Interface dataset entries
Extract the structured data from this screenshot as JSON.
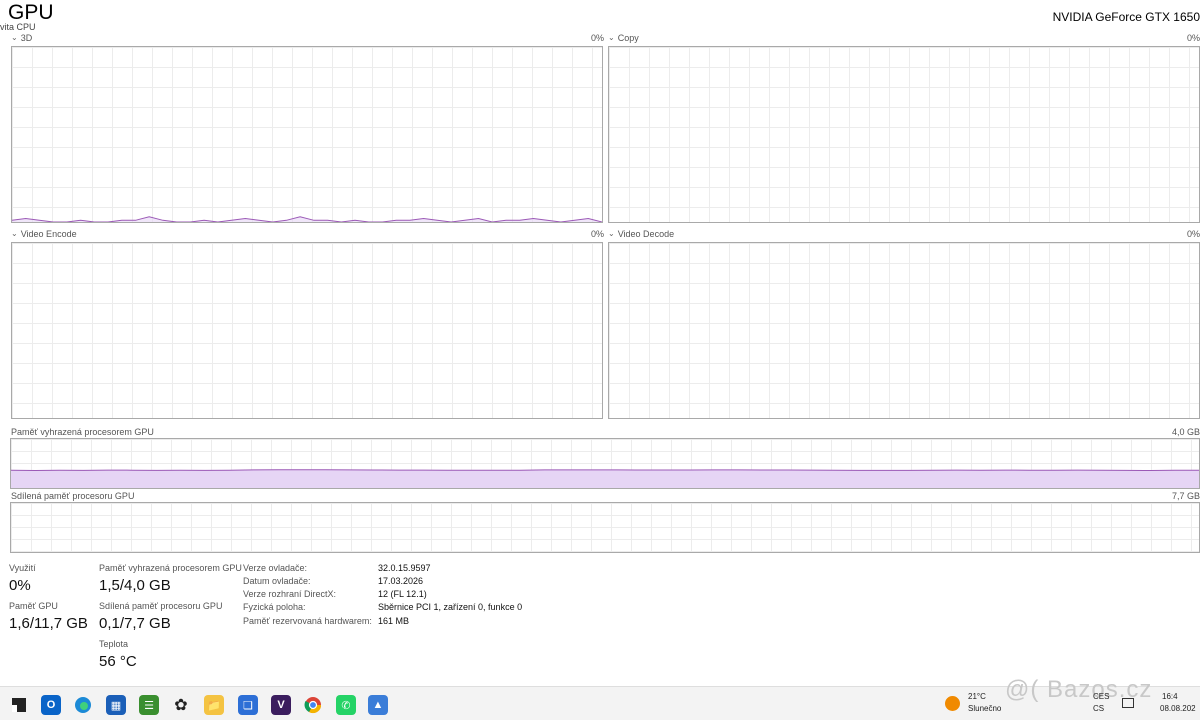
{
  "header": {
    "title": "GPU",
    "subtitle": "vita CPU",
    "device_name": "NVIDIA GeForce GTX 1650"
  },
  "graphs": {
    "g3d": {
      "label": "3D",
      "percent": "0%"
    },
    "copy": {
      "label": "Copy",
      "percent": "0%"
    },
    "encode": {
      "label": "Video Encode",
      "percent": "0%"
    },
    "decode": {
      "label": "Video Decode",
      "percent": "0%"
    },
    "dedicated": {
      "label": "Paměť vyhrazená procesorem GPU",
      "max": "4,0 GB"
    },
    "shared": {
      "label": "Sdílená paměť procesoru GPU",
      "max": "7,7 GB"
    }
  },
  "chart_data": [
    {
      "type": "line",
      "name": "3D",
      "values": [
        1,
        2,
        1,
        0,
        0,
        1,
        0,
        0,
        1,
        1,
        3,
        1,
        0,
        0,
        1,
        0,
        1,
        2,
        1,
        0,
        1,
        3,
        1,
        1,
        0,
        1,
        0,
        0,
        1,
        1,
        2,
        1,
        0,
        1,
        2,
        0,
        1,
        1,
        2,
        1,
        0,
        1,
        2,
        0
      ],
      "ylim": [
        0,
        100
      ]
    },
    {
      "type": "area",
      "name": "Paměť vyhrazená procesorem GPU",
      "values": [
        1.45,
        1.43,
        1.45,
        1.44,
        1.46,
        1.45,
        1.44,
        1.45,
        1.44,
        1.45,
        1.48,
        1.49,
        1.49,
        1.49,
        1.48,
        1.47,
        1.46,
        1.46,
        1.45,
        1.45,
        1.45,
        1.45,
        1.48,
        1.48,
        1.48,
        1.48,
        1.47,
        1.47,
        1.47,
        1.48,
        1.48,
        1.47,
        1.47,
        1.46,
        1.45,
        1.44,
        1.44,
        1.44,
        1.45,
        1.46,
        1.45,
        1.46,
        1.45,
        1.45,
        1.46,
        1.45,
        1.44,
        1.43,
        1.45,
        1.45
      ],
      "ylim": [
        0,
        4.0
      ]
    }
  ],
  "stats": {
    "usage_label": "Využití",
    "usage_value": "0%",
    "gpu_mem_label": "Paměť GPU",
    "gpu_mem_value": "1,6/11,7 GB",
    "dedicated_label": "Paměť vyhrazená procesorem GPU",
    "dedicated_value": "1,5/4,0 GB",
    "shared_label": "Sdílená paměť procesoru GPU",
    "shared_value": "0,1/7,7 GB",
    "temp_label": "Teplota",
    "temp_value": "56 °C"
  },
  "info": {
    "driver_version_label": "Verze ovladače:",
    "driver_version_value": "32.0.15.9597",
    "driver_date_label": "Datum ovladače:",
    "driver_date_value": "17.03.2026",
    "directx_label": "Verze rozhraní DirectX:",
    "directx_value": "12 (FL 12.1)",
    "location_label": "Fyzická poloha:",
    "location_value": "Sběrnice PCI 1, zařízení 0, funkce 0",
    "hw_reserved_label": "Paměť rezervovaná hardwarem:",
    "hw_reserved_value": "161 MB"
  },
  "taskbar": {
    "weather_temp": "21°C",
    "weather_desc": "Slunečno",
    "lang_top": "CES",
    "lang_bottom": "CS",
    "time": "16:4",
    "date": "08.08.202",
    "watermark": "@( Bazos.cz",
    "icons": [
      "windows-start-icon",
      "outlook-icon",
      "edge-icon",
      "store-icon",
      "app-stack-icon",
      "chatgpt-icon",
      "explorer-icon",
      "snip-icon",
      "v-app-icon",
      "chrome-icon",
      "whatsapp-icon",
      "photos-icon"
    ]
  },
  "colors": {
    "graph_line": "#9b59b6",
    "graph_fill": "#e6d5f5",
    "graph_border": "#a9a9a9"
  }
}
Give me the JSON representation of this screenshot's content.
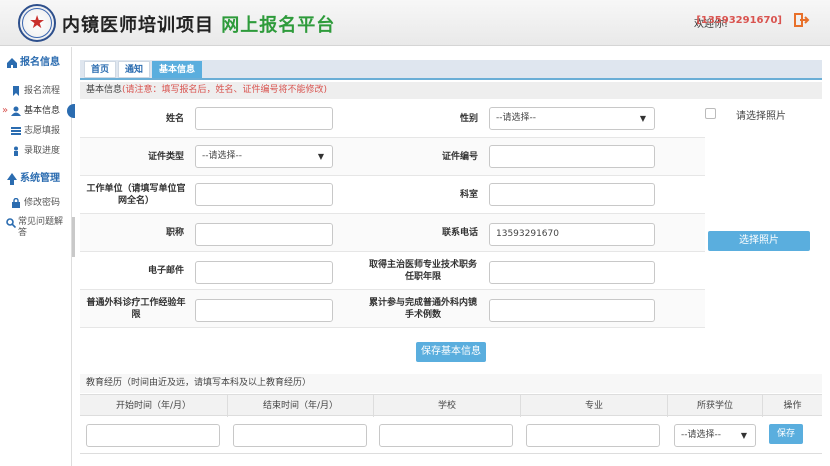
{
  "header": {
    "title_main": "内镜医师培训项目",
    "title_highlight": "网上报名平台",
    "welcome": "欢迎你!",
    "phone": "[13593291670]"
  },
  "sidebar": {
    "group1": "报名信息",
    "items1": [
      "报名流程",
      "基本信息",
      "志愿填报",
      "录取进度"
    ],
    "group2": "系统管理",
    "items2": [
      "修改密码",
      "常见问题解答"
    ]
  },
  "tabs": [
    "首页",
    "通知",
    "基本信息"
  ],
  "basic": {
    "heading": "基本信息",
    "note": "(请注意：填写报名后，姓名、证件编号将不能修改)",
    "name_label": "姓名",
    "gender_label": "性别",
    "gender_value": "--请选择--",
    "idtype_label": "证件类型",
    "idtype_value": "--请选择--",
    "idno_label": "证件编号",
    "unit_label": "工作单位（请填写单位官网全名）",
    "dept_label": "科室",
    "title_label": "职称",
    "phone_label": "联系电话",
    "phone_value": "13593291670",
    "email_label": "电子邮件",
    "years_label": "取得主治医师专业技术职务任职年限",
    "exp_label": "普通外科诊疗工作经验年限",
    "count_label": "累计参与完成普通外科内镜手术例数",
    "photo_check_label": "请选择照片",
    "photo_button": "选择照片",
    "save_button": "保存基本信息"
  },
  "education": {
    "heading": "教育经历（时间由近及远，请填写本科及以上教育经历）",
    "columns": [
      "开始时间（年/月）",
      "结束时间（年/月）",
      "学校",
      "专业",
      "所获学位",
      "操作"
    ],
    "degree_value": "--请选择--",
    "save_button": "保存"
  },
  "colors": {
    "accent": "#5aaede",
    "title_green": "#2e9b3b",
    "warning": "#d9534f"
  }
}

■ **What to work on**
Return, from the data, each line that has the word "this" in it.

■ **Solution**
Extract the structured data from this screenshot as JSON.
Give me the JSON representation of this screenshot's content.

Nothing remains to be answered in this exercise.